January is National Slavery and Human Trafficking Prevention Month. Despite the tireless efforts of many, as President Obama statedin his recent Presidential Proclamation, “the injustice of modern slavery and human trafficking still tears at our social fabric.” This month provides an opportunity to both raise awareness about the problem and galvanize support for action that can reduce the prevalence of human trafficking.
There is a growing body of law at the international, national, and state levels addressing human trafficking specifically. Although those represent important developments, there has been limited progress on the root causes of human trafficking. That’s where human rights come in. Human trafficking thrives because there is demand for the good and services produced by exploited individuals and because there are millions of vulnerable adults and children.
The foundational principle of the Universal Declaration of Human Rights – “All human beings are born free and equal in dignity and rights” – is a direct challenge to the devaluation of human lives that is embedded in the demand side of human trafficking. Human rights education fosters tolerance and reduces disregard for others’ rights. And, when realized, human rights – including the rights to birth registration, health care, education, and housing; labor rights; and the principle of nondiscrimination, to name a few – can reduce the vulnerability of marginalized populations so that they are not pushed into human trafficking settings.
The challenges we face today as human rights advocates are seemingly endless.
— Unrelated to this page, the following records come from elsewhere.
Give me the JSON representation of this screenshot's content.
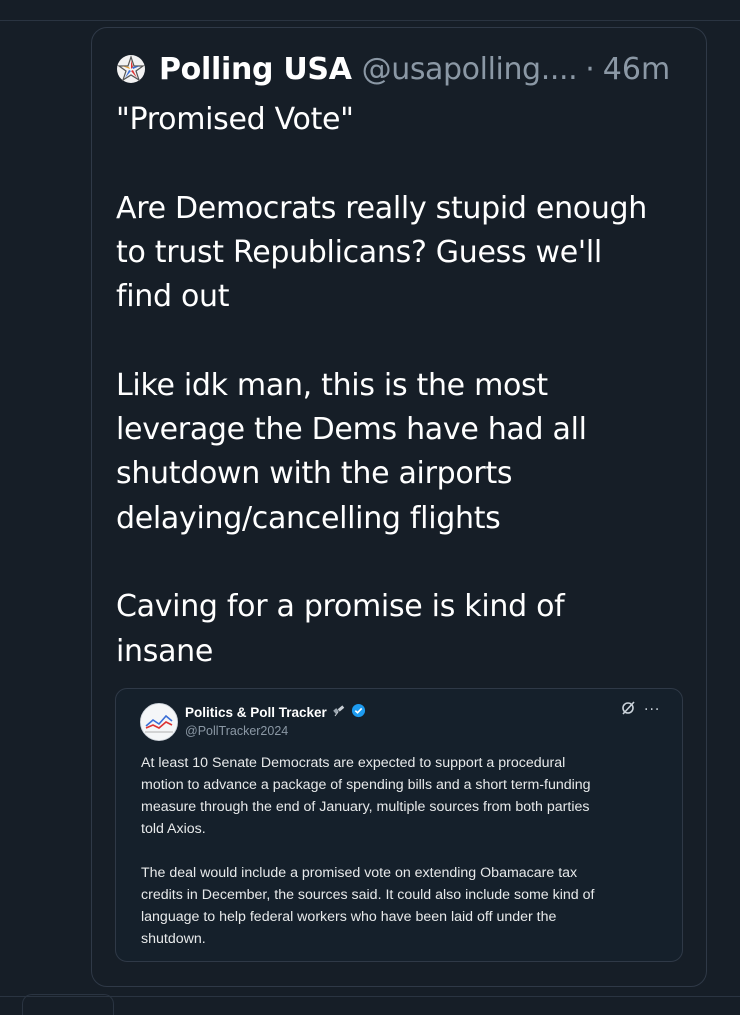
{
  "post": {
    "author": {
      "display_name": "Polling USA",
      "handle": "@usapolling....",
      "separator": "·",
      "time": "46m"
    },
    "body_paragraphs": [
      [
        "\"Promised Vote\""
      ],
      [
        "Are Democrats really stupid enough",
        "to trust Republicans? Guess we'll",
        "find out"
      ],
      [
        "Like idk man, this is the most",
        "leverage the Dems have had all",
        "shutdown with the airports",
        "delaying/cancelling flights"
      ],
      [
        "Caving for a promise is kind of",
        "insane"
      ]
    ]
  },
  "embedded_post": {
    "display_name": "Politics & Poll Tracker",
    "handle": "@PollTracker2024",
    "more_label": "···",
    "body_paragraphs": [
      [
        "At least 10 Senate Democrats are expected to support a procedural",
        "motion to advance a package of spending bills and a short term-funding",
        "measure through the end of January, multiple sources from both parties",
        "told Axios."
      ],
      [
        "The deal would include a promised vote on extending Obamacare tax",
        "credits in December, the sources said. It could also include some kind of",
        "language to help federal workers who have been laid off under the",
        "shutdown."
      ]
    ]
  },
  "colors": {
    "background": "#161e27",
    "muted_text": "#8b98a5",
    "verified_badge": "#1d9bf0"
  }
}
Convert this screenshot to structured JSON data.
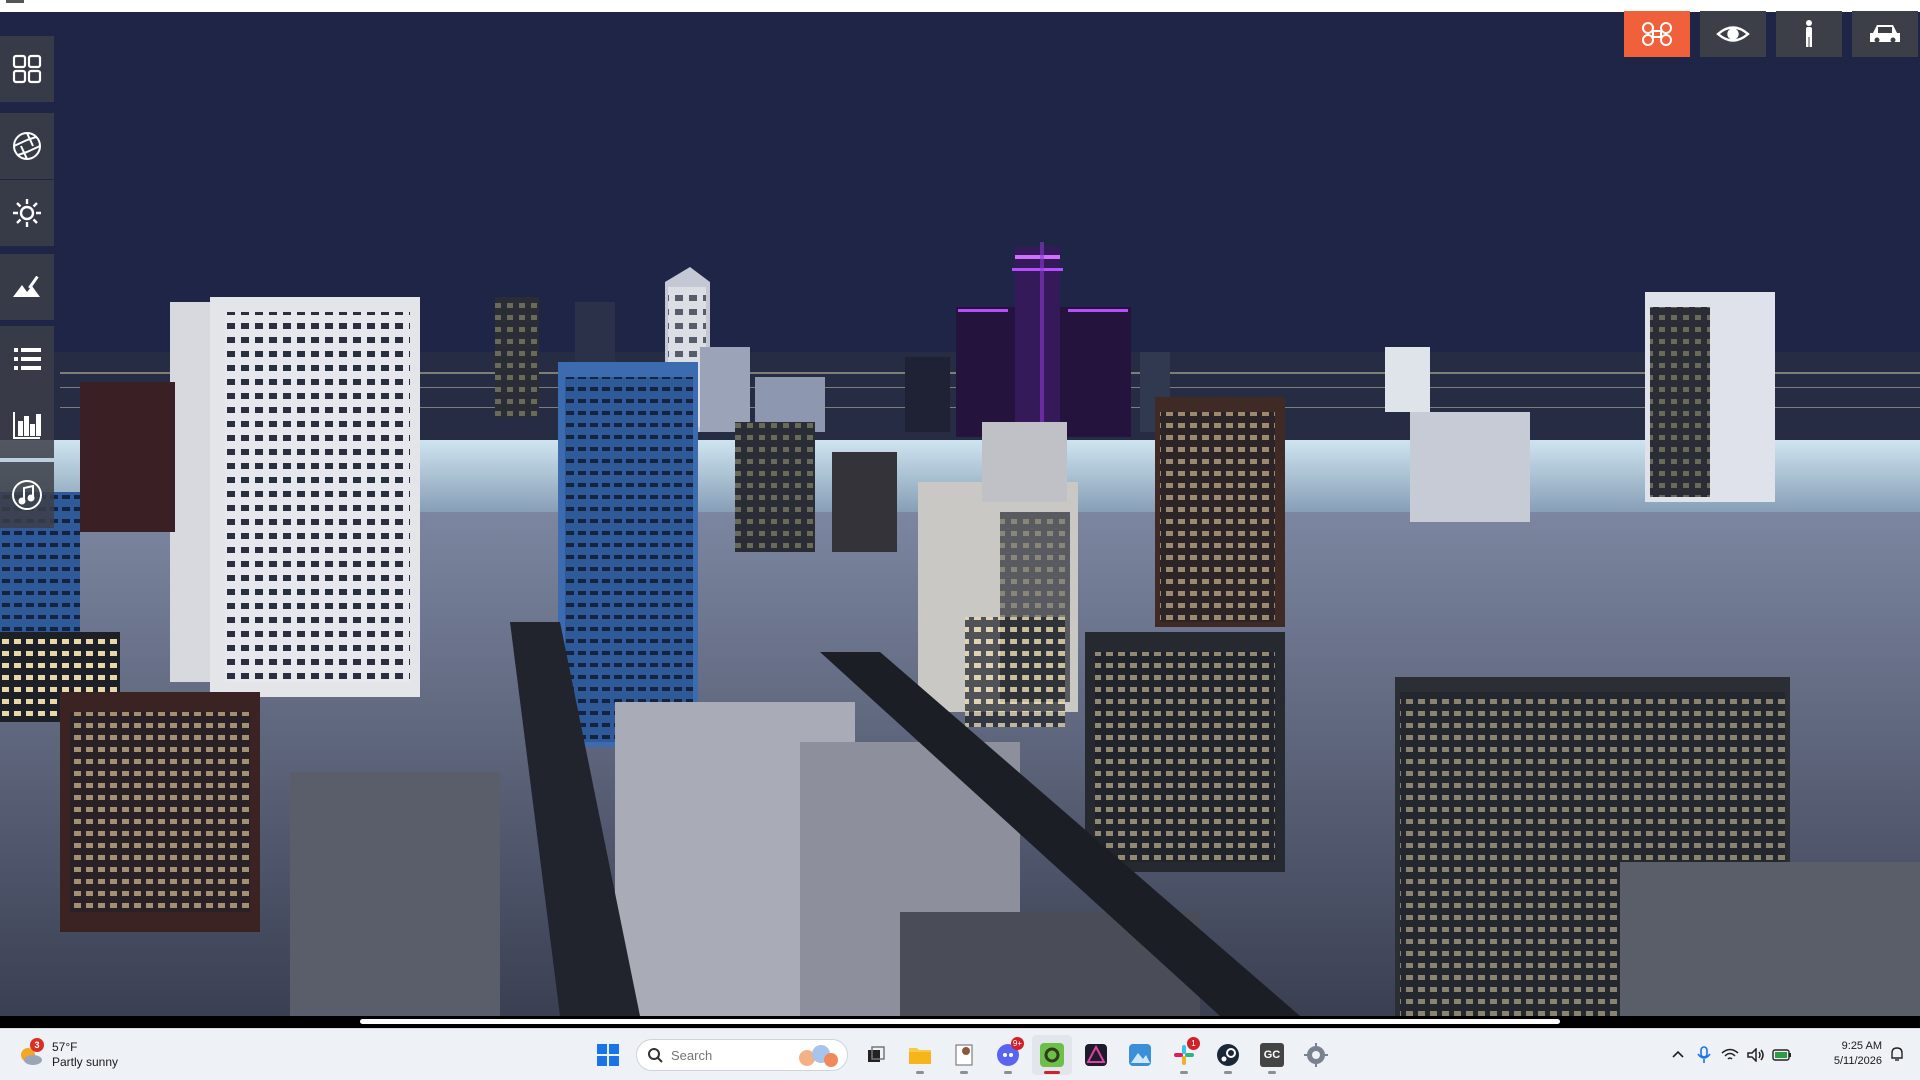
{
  "colors": {
    "accent": "#f0603a",
    "toolbar_bg": "#3d3f48",
    "sky": "#1b2140",
    "landmark_glow": "#b040ff"
  },
  "left_toolbar": [
    {
      "name": "grid-icon"
    },
    {
      "name": "aperture-icon"
    },
    {
      "name": "sun-icon"
    },
    {
      "name": "terrain-brush-icon"
    },
    {
      "name": "list-icon"
    },
    {
      "name": "bar-chart-icon"
    },
    {
      "name": "music-icon"
    }
  ],
  "top_modes": [
    {
      "name": "drone-mode",
      "icon": "drone-icon",
      "active": true
    },
    {
      "name": "eye-mode",
      "icon": "eye-icon",
      "active": false
    },
    {
      "name": "pedestrian-mode",
      "icon": "person-icon",
      "active": false
    },
    {
      "name": "car-mode",
      "icon": "car-icon",
      "active": false
    }
  ],
  "taskbar": {
    "weather": {
      "temp": "57°F",
      "condition": "Partly sunny",
      "badge": "3"
    },
    "search": {
      "placeholder": "Search"
    },
    "apps": [
      {
        "name": "windows-start",
        "icon": "windows-icon"
      },
      {
        "name": "task-view",
        "icon": "task-view-icon"
      },
      {
        "name": "file-explorer",
        "icon": "folder-icon"
      },
      {
        "name": "notepad-app",
        "icon": "notepad-icon"
      },
      {
        "name": "discord-app",
        "icon": "discord-icon",
        "badge": "9+"
      },
      {
        "name": "active-app",
        "icon": "ring-icon",
        "active": true
      },
      {
        "name": "affinity-app",
        "icon": "affinity-icon"
      },
      {
        "name": "photos-app",
        "icon": "photos-icon"
      },
      {
        "name": "slack-app",
        "icon": "slack-icon",
        "badge": "1"
      },
      {
        "name": "steam-app",
        "icon": "steam-icon"
      },
      {
        "name": "gc-app",
        "icon": "gc-icon",
        "label": "GC"
      },
      {
        "name": "settings-app",
        "icon": "gear-icon"
      }
    ],
    "clock": {
      "time": "9:25 AM",
      "date": "5/11/2026"
    }
  }
}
It’s often difficult simply drawing sufficient attention to rights violations. Human trafficking is one area where everyone from policymakers to parents wants action. Demonstrating the value of human rights to human trafficking can help advance anti-trafficking efforts and serve as a model for applying human rights approaches to other pressing issues.
First published at Home Rights at Home blog.